Mediation can be used to resolve a host of issues. In fact, most Florida judicial circuits have even incorporated designated mediation programs as an alternative to traditional courtroom litigation. Most notably known as a tool for facilitating marital dissolution and shared parenting, mediation is becoming ever more popular as a way of resolving a wide range of civil disputes.
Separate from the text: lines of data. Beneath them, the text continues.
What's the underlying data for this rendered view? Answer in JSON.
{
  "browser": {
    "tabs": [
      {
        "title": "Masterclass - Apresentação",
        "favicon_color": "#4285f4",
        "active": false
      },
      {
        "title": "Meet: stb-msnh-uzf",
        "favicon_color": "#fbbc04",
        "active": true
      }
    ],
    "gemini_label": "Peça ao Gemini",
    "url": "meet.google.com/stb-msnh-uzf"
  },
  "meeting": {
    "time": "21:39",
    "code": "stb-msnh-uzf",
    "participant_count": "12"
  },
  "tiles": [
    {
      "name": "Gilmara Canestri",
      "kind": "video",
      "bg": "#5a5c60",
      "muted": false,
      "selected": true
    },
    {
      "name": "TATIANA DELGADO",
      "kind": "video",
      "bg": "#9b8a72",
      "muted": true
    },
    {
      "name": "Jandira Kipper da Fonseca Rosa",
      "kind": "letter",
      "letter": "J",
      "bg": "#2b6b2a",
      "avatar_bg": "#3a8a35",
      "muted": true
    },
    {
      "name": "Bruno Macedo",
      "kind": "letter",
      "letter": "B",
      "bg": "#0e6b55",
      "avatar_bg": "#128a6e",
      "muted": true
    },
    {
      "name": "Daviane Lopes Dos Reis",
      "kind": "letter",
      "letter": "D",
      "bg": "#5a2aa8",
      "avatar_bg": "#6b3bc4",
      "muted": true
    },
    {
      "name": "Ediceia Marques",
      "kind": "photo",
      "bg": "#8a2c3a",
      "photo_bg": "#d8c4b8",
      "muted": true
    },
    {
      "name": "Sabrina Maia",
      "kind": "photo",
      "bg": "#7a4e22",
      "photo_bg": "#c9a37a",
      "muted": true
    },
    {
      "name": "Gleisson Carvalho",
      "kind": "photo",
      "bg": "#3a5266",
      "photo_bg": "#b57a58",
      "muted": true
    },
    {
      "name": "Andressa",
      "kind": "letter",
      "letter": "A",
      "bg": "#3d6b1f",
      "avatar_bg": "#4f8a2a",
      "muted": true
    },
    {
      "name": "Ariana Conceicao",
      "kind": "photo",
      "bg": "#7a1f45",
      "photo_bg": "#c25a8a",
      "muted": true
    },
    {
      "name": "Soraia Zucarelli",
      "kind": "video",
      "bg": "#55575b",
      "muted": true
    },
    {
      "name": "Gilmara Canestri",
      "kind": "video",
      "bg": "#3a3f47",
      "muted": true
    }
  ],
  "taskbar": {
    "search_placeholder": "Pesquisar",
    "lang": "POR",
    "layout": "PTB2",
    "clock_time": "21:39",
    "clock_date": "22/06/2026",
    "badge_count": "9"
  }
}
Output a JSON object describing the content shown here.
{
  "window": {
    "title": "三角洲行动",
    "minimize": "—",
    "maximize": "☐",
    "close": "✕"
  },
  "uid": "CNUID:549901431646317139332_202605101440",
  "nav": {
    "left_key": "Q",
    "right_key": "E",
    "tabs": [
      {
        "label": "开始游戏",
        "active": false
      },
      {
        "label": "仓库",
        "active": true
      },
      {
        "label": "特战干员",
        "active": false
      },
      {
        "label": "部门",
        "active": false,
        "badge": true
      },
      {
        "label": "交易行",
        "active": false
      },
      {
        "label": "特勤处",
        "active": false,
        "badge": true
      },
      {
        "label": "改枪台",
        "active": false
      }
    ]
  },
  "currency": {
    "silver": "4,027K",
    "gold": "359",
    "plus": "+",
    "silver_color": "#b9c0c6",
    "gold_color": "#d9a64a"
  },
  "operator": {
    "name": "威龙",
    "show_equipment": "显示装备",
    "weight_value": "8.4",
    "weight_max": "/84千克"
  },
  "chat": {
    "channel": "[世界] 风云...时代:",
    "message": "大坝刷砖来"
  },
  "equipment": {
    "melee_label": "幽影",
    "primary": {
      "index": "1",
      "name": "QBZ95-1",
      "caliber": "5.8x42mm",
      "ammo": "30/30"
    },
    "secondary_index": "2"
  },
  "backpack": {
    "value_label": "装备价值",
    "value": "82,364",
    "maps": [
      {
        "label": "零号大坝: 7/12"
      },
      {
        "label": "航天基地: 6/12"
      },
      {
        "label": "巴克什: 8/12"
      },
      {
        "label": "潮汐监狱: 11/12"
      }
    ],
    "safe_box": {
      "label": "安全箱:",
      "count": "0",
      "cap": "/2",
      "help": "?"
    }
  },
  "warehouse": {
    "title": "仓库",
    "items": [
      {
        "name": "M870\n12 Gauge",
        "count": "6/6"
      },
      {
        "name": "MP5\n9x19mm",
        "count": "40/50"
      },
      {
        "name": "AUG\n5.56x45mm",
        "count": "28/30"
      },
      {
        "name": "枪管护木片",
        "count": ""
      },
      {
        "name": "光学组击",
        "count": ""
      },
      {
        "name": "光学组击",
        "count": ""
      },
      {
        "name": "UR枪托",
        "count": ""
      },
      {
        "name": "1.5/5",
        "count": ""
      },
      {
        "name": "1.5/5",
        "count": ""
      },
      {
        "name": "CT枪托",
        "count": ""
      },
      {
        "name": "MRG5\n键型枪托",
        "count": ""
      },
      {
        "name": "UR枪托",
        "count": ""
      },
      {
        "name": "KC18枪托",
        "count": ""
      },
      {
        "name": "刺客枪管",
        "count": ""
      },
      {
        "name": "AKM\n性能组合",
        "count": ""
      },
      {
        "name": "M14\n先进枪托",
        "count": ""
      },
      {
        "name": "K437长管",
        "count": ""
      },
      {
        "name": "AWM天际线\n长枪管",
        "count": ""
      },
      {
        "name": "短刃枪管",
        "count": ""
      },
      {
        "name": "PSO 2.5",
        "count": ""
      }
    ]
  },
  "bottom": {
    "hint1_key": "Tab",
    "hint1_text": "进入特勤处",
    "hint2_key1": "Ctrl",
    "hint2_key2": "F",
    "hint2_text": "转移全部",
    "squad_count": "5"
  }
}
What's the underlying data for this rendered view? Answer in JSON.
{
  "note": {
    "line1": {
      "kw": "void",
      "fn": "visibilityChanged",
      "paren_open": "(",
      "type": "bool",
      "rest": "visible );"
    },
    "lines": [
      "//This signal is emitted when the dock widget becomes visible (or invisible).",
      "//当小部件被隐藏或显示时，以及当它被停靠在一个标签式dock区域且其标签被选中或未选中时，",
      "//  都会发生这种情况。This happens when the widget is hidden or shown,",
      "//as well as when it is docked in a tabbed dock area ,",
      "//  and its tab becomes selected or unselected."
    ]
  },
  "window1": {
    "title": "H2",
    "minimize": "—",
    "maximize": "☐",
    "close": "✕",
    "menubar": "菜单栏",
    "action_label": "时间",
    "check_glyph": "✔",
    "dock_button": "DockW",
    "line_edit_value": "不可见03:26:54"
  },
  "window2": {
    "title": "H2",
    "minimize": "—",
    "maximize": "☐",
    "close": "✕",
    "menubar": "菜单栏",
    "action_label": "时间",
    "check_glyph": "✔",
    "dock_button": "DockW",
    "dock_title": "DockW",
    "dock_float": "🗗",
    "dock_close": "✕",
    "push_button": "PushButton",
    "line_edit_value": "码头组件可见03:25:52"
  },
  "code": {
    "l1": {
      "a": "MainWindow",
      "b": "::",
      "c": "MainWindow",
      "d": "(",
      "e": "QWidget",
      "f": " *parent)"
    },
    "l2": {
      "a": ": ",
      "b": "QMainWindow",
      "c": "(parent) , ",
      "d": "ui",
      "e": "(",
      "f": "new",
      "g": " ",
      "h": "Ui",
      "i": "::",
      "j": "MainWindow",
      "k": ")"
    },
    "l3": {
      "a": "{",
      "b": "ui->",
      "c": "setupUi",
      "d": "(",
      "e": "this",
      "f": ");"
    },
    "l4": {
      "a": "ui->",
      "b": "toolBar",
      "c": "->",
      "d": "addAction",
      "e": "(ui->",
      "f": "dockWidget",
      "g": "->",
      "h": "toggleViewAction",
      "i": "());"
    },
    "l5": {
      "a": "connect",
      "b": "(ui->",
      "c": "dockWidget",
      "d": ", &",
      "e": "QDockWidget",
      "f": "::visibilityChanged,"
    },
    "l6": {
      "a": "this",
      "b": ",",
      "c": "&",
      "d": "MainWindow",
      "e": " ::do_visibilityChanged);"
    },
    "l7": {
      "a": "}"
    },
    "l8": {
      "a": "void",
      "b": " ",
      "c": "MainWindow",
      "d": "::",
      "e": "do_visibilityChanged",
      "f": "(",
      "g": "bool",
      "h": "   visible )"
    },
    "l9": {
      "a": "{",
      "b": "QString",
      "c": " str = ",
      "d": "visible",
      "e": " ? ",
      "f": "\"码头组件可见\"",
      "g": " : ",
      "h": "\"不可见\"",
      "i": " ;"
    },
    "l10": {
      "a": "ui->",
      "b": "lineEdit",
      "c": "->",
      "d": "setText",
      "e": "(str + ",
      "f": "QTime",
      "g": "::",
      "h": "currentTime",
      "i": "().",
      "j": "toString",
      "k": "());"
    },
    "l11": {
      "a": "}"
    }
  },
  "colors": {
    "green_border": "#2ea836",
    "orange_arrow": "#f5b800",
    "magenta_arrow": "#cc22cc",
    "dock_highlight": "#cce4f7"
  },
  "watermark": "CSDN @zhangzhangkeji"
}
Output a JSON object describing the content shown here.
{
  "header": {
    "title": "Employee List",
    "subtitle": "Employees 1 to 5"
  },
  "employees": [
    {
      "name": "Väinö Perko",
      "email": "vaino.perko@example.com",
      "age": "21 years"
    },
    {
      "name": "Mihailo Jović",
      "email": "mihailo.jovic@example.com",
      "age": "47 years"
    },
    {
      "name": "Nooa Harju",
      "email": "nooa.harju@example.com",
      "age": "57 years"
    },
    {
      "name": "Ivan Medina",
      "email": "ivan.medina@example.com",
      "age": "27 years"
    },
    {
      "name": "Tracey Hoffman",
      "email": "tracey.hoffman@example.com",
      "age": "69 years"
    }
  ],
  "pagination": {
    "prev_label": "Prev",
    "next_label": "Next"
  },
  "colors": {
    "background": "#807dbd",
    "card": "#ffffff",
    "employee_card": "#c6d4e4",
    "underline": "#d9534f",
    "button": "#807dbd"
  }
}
Contract breach, landlord-tenant/HOA disputes, workplace controversies and even discord among families faced with caring for an aging loved one - mediation is as versatile as it is beneficial.
So what are some of the advantages of settling a dispute in mediation?
#1. You can choose to mediate ANYTIME - even before the conflict at hand snowballs into someone filing suit or being sued.
#2. Mediation allows opposing parties the opportunity to discuss issues and negotiate settlement options with the assistance of a third-party neutral, the mediator, in an informal setting without a judge.
#3. Signed mediated agreements are contracts; therefore, they are legally enforceable.
#4. You get to have a voice and be heard in deciding the outcome of your dispute rather than having a stranger (judge/jury) make decisions for you.
#5. Mediated agreements are 100% voluntary - nothing happens in mediation unless both parties agree to it.
#6. Communications in mediation are confidential under the Mediation Confidentiality and Privilege Act, sections 44.401-44.406 of the Florida Statutes. (See statute for limited exceptions)
#7. Having an attorney present with you is completely optional.
#8. Mediation can save time and money. Rather than waiting for the court to schedule a series of hearings amidst crammed dockets, parties can more quickly schedule mediation while saving money in court costs and attorney fees.
#9. Parties can be creative in reaching settlements tailored to fit their individual needs and concerns and are, therefore, more likely to actually abide by them, versus complying with an unfavorable one-size-fits-most judgment handed to them.
#10. Even hostile parties can often benefit from mediation through what is known as caucusing. Upon the election of the mediator or the parties themselves, the parties can be physically separated to discuss issues privately with the mediator, who then serves as an intermediary and communicates information and options to the opposing sides individually.
You don’t have to settle for the one-size-fits-most. And you don’t have to spend your life doing it.
Call Mazzola Mediation for your free 30-minute consultation, because:
Life is short. Don’t spend it in court.